As an educator one of my goals has always been to help students find a path that not only intrigues them, but also sparks their desire to become a lifelong learner. There are only so many hours in a day and days in the school year, but if I can help students to find their passion and teach them how to educate themselves and grow on their own, I’ve done something that I can be proud of!
Reading about personal learning networks made me think of this bridge of support that has the potential to guide students from what schools have to offer them and what they choose to pursue on an individual and personal level. PLN earned my support for other reasons as well.
Not only is creating lifelong learners a personal goal of mine, but also to show students that learning and studies are their right in our country! Yes, they must learn to read, yes they must learn to write, yes they must learn math skills…however once you have the roots, you can take the reins and explore those ideas that ignite passion within you. When I teach, I try to show my students how learning the foundational skills has helped me soar to beautiful places that I governed and labeled as significant myself, not because a teacher told me to. In other words, I found that PLN were a great motivation for teachers and students alike to learn the basic skills so you can get behind your own wheel and take the journey that you map out for yourself based on your own passions and interests.
That said, I was also very relieved to find that Will Richardson and Rob Mancabelli in their text, Personal Learning Networks – Using the Power of Connections to Transform Edcuation, were also advocates of teaching the necessary skills to succeed in this digital age of over-stimulation and constant distractions. They advocate teaching students skills such as, attention, evaluating, reflection, networking responsibly, and the differences between social networking and learning networks (2011).
In addition to these skills, I would also like to add that it is necessary in our world today to teach students how to effectively communicate with one another. This is one of Tony Wagner’s seven survival skills to prepare students for the work place in his book, The Global Achievement Gap (2008). Communication skills as well as how to unplug and become quiet and centered in a world that tends to keep us spinning all hours of the day and night are going to be essential to educate the whole student and not just a student who will succeed in the work place!
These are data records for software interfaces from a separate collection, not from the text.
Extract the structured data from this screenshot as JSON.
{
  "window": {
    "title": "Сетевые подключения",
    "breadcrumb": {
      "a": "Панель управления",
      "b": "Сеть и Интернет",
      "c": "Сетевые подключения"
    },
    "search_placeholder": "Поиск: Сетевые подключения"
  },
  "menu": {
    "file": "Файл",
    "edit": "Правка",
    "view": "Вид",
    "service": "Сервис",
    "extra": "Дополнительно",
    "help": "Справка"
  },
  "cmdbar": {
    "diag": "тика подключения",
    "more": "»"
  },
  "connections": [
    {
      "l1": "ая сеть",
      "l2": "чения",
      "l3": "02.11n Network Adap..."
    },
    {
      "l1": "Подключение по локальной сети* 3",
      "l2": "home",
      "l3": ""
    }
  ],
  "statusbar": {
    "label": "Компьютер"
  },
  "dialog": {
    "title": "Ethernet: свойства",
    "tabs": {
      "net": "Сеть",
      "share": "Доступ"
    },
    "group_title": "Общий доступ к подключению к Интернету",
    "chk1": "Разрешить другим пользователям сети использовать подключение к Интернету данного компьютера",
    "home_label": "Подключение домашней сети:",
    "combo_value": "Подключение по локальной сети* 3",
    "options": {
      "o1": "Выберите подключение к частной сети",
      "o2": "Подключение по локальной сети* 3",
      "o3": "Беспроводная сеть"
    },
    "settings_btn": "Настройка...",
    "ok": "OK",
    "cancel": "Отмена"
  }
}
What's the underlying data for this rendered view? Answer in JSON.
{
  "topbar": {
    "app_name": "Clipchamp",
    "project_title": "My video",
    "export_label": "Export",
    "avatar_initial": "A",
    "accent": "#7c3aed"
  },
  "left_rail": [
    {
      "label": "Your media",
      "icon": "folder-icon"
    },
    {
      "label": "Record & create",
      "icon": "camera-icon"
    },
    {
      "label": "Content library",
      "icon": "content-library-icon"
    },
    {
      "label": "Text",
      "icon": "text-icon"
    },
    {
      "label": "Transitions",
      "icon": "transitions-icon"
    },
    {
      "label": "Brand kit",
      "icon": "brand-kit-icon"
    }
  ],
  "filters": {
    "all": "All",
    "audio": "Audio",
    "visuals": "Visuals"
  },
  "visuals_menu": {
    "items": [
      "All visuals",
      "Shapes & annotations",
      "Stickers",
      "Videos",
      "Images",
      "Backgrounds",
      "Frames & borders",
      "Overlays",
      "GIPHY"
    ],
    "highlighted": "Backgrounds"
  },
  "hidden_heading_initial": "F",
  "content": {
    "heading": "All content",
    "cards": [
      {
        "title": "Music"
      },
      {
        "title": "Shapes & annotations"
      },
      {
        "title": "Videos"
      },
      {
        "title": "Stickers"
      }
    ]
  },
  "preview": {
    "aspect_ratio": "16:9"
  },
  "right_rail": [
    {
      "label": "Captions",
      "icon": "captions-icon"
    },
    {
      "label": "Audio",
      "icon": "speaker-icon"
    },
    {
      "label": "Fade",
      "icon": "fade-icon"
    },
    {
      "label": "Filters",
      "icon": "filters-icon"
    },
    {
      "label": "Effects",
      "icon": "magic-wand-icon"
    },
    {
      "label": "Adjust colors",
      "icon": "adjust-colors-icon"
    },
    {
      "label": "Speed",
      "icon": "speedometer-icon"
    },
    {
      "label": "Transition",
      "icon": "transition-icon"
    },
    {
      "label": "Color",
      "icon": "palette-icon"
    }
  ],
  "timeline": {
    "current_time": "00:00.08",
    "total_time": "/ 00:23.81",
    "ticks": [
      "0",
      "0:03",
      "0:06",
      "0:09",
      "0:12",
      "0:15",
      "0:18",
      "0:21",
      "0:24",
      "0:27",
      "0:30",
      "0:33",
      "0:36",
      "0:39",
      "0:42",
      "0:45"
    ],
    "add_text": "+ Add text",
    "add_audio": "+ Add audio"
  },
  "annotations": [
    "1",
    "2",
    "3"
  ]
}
I have to be honest, I am a bit critical when it comes to technology. There is a whole student that needs to be considered when we enter classrooms. There is the student who must earn a living, enter college and become a responsible citizen. However, there are other aspects that we must consider when we teach. How successful are our children going to be if they are strung out and over-stimulated day after day?
We must also teach students the benefits of tending to their other needs, such as de-stressing, laughing, unplugging and enjoying simplicity in life as well. I hope to lead students to success not just in their job, but also as happy participants in their own lives; lives that they have control over. I hope to share with students how to unplug and nourish other aspects of their lives as well. Teach to the whole, not just the future employee. Teach students the joy of writing beyond the opportunity to hold a job. Teach students the joy of reading for the fulfillment of personal curiosity, not just to satisfy a job requirement. Teach for the whole person and their healthy balance in life. There’s the joy of teaching!